PROBLEM TO SOLVE >> The answer must be the full data, restated word for word, with no pictures in it.

Dataset rows for apps and sites >>
┄┄┄┄┄┄┄┄┄┄
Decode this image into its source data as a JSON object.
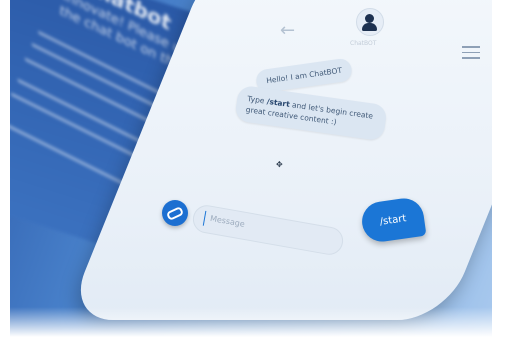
{
  "poster": {
    "title": "Chatbot",
    "subtitle": "Innovate! Please use the chat bot on the right"
  },
  "chat": {
    "avatar_caption": "ChatBOT",
    "messages": [
      {
        "text": "Hello! I am ChatBOT"
      },
      {
        "text_pre": "Type ",
        "command": "/start",
        "text_post": " and let's begin create great creative content :)"
      }
    ],
    "user_message": "/start",
    "input_placeholder": "Message"
  },
  "colors": {
    "accent": "#1b76d6",
    "bubble": "#dbe6f2",
    "background_blue": "#4a83cc"
  },
  "icons": [
    "back-arrow-icon",
    "avatar-icon",
    "hamburger-menu-icon",
    "paperclip-icon",
    "mouse-cursor-icon"
  ]
}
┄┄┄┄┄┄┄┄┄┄
RESULT OF THE EXERCISE >>
Decode this image into its source data as a JSON object.
{
  "poster": {
    "title": "Chatbot",
    "subtitle": "Innovate! Please use the chat bot on the right"
  },
  "chat": {
    "avatar_caption": "ChatBOT",
    "messages": [
      {
        "text": "Hello! I am ChatBOT"
      },
      {
        "text_pre": "Type ",
        "command": "/start",
        "text_post": " and let's begin create great creative content :)"
      }
    ],
    "user_message": "/start",
    "input_placeholder": "Message"
  },
  "colors": {
    "accent": "#1b76d6",
    "bubble": "#dbe6f2",
    "background_blue": "#4a83cc"
  },
  "icons": [
    "back-arrow-icon",
    "avatar-icon",
    "hamburger-menu-icon",
    "paperclip-icon",
    "mouse-cursor-icon"
  ]
}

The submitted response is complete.